Amy Sullivan, truly the David Brooks of religion writing, thinks that liberals are misreading Richard Mourdock’s position on abortion.
Take a look again at Mourdock’s words: “I came to realize that life is that gift from God. And…even when life begins in that horrible situation of rape, that it is something that God intended to happen.” The key word here is “it.” I think it’s pretty clear that Mourdock is referring to a life that is conceived by a rape. He is not arguing that rape is the something that God intended to happen.
I understood him perfectly well and I still think it’s outrageous. This goon is saying that women must be forced to carry a pregnancy to term even in cases of rape. I think that’s barbaric and cruel.
Amy wants this to be about theology —
This is a fairly common theological belief, the understanding of God as an active, interventionist.
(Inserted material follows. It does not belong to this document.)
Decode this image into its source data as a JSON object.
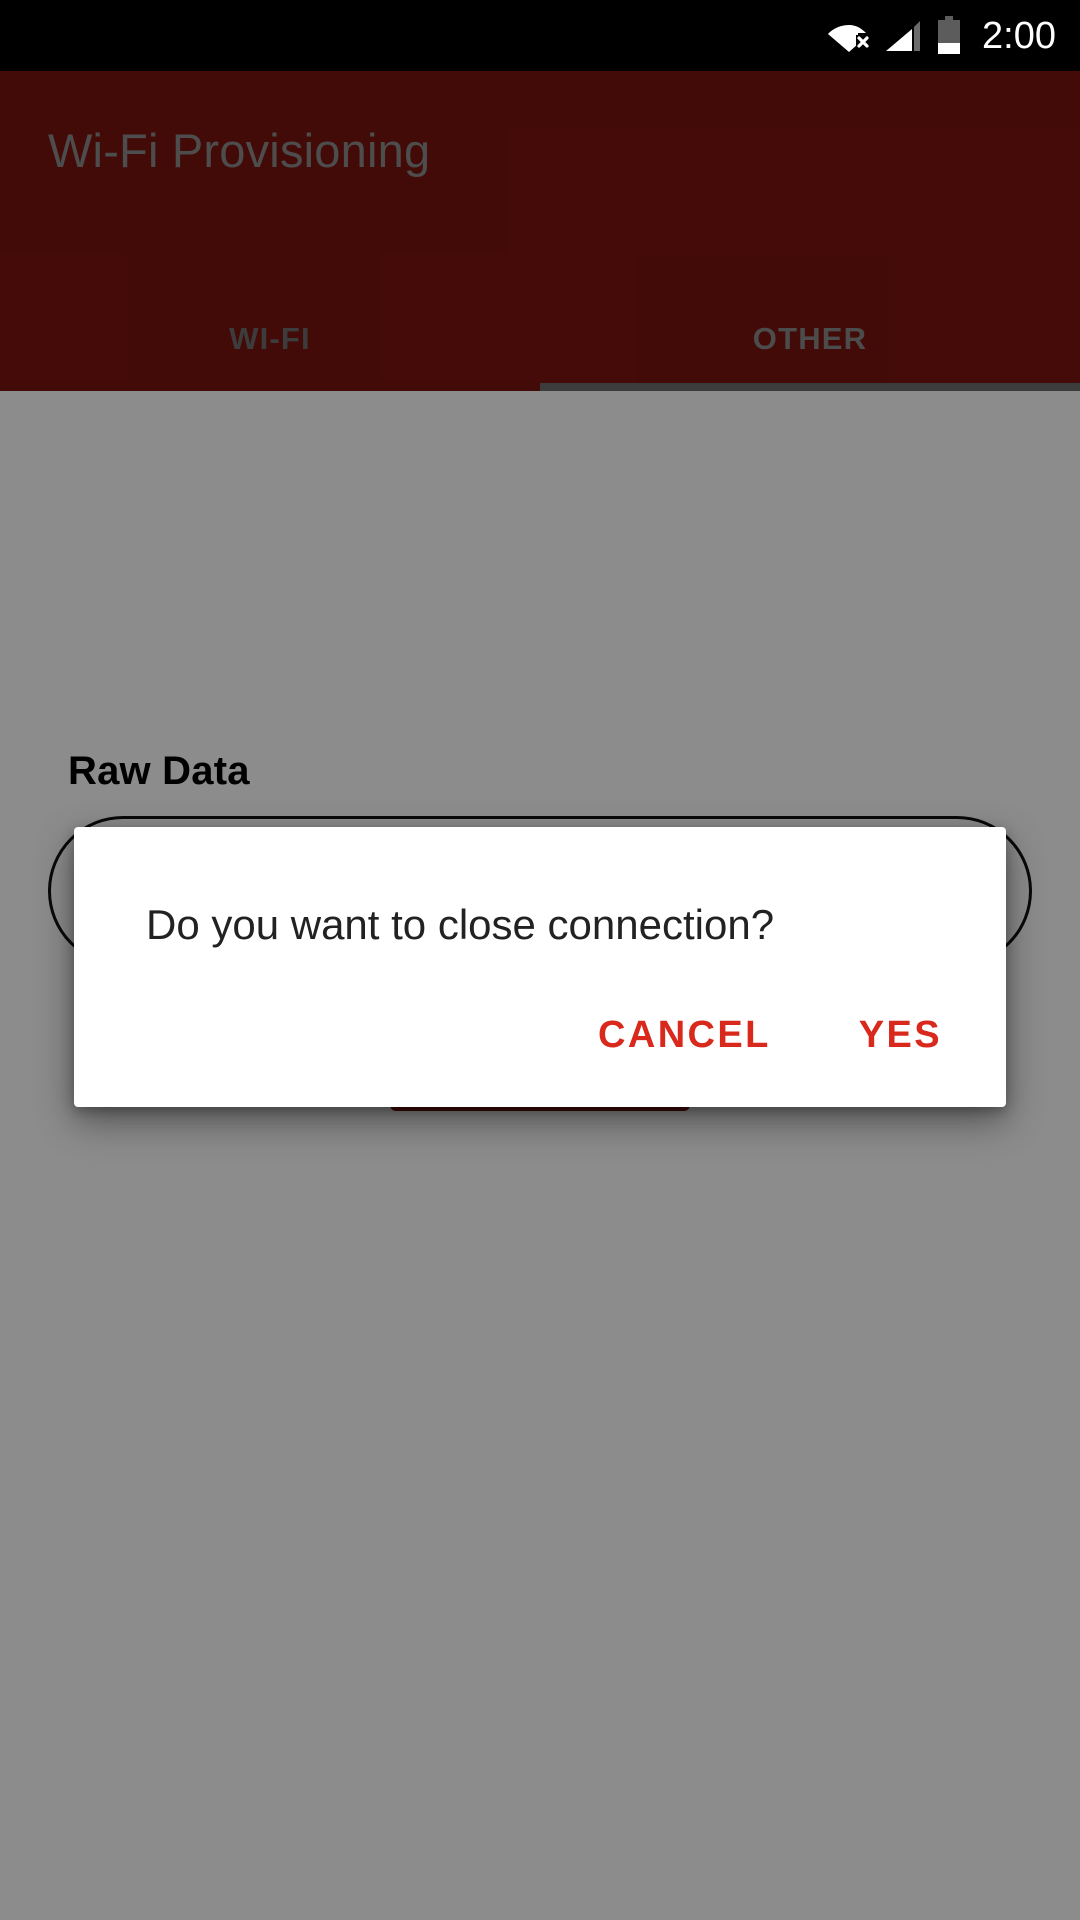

It’s also not limited to conservative Christians. There are liberal Christians who also argue that things work out the way they’re supposed to. Some of them are in my own family, and I think they’re wrong. But it is one way of grappling with the problem of theodicy, trying to understand why God would allow bad things to happen.
And they can grapple with it all they like; just do the grappling with their own bodies, thanks much.
Sullivan goes on to explain the theological arguments about things being intended by God, as if any of us who were sent to Sunday School at least a dozen times didn’t already know them.
And I say that the next time Richard Mourdock gets pregnant from rape and chooses to carry the baby to term because he thinks it’s god’s will, I’m just peachy with that. Whatever floats his boat. But this theo-idiot is planning to force everyone else to live by his conscience and not our own. And, y’know, to a lot of us that looks like good old-fashion oppression.
Most religion looks ridiculous to outsiders. If Mourdock can somehow reconcile in his own head that God did not intend the rape but did intend the conception, that’s not any of my concern — as long as it stays in his own head.
Despite the assertions of many liberal writers I read and otherwise admire, I don’t think that politicians like Mourdock oppose rape exceptions because they hate women or want to control women. I think they’re totally oblivious and insensitive and can’t for a moment place themselves in the shoes of a woman who becomes pregnant from a rape. I think most don’t particularly care that their policy decisions can impact what control a woman does or doesn’t have over her own body. But if Mourdock believes that God creates all life and that to end a life created by God is murder, then all abortion is murder, regardless of the circumstances in which a pregnancy came about.
In other words, Sullivan is making a distinction between actively hating women and being “oblivious and insensitive” to our individuality and humanity. I don’t really see the difference. A man who is incapable of perceiving women as human beings in their own right, who cannot empathize with them or respect that their perspectives are just as valid as his, is what we call a “misogynist.” There is a spectrum of misogynist attitudes that goes from garden-variety sexist pigs to psychopathic serial killers, but it’s a difference in degree, not in kind.
And I oppose this creep Mourdock not because I disrespect his religion but because he disrespects mine. He also disrespects my humanity. I find that annoying.
As you can see from an old post, Amy Sullivan has a long-standing pattern of finding distinctions with no differences. Her shtick for years has been that liberals are mean to proper religious folk because we misunderstand them. Well, I doubt one fundamentalist in a million understands a dadblamed thing about my religion, and that doesn’t bother me in the least as long as they leave me alone about it.
The real issue is that from the earliest days of our Republic conservative Christians have tried to use government to impose their beliefs on everyone else, establishment clause notwithstanding, and they must be opposed. Period. What their theological rationalizations are is irrelevant to me.